╭─ Material for the task

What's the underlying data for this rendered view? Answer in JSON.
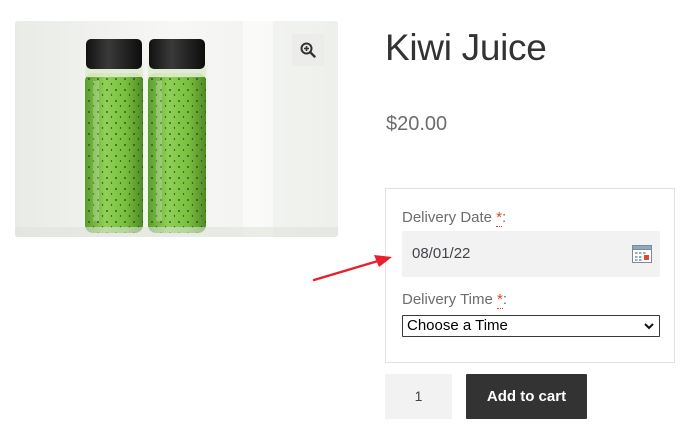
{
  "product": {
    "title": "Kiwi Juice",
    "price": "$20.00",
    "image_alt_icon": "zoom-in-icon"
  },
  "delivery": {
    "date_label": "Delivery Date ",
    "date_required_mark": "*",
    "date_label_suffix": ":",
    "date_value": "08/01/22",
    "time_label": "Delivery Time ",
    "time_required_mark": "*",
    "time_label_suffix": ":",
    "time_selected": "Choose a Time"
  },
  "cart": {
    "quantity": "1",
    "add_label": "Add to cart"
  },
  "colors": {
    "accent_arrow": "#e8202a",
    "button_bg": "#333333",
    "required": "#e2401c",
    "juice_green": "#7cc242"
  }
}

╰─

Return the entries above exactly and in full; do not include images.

What's the underlying data for this rendered view? Answer in JSON.
{
  "product": {
    "title": "Kiwi Juice",
    "price": "$20.00",
    "image_alt_icon": "zoom-in-icon"
  },
  "delivery": {
    "date_label": "Delivery Date ",
    "date_required_mark": "*",
    "date_label_suffix": ":",
    "date_value": "08/01/22",
    "time_label": "Delivery Time ",
    "time_required_mark": "*",
    "time_label_suffix": ":",
    "time_selected": "Choose a Time"
  },
  "cart": {
    "quantity": "1",
    "add_label": "Add to cart"
  },
  "colors": {
    "accent_arrow": "#e8202a",
    "button_bg": "#333333",
    "required": "#e2401c",
    "juice_green": "#7cc242"
  }
}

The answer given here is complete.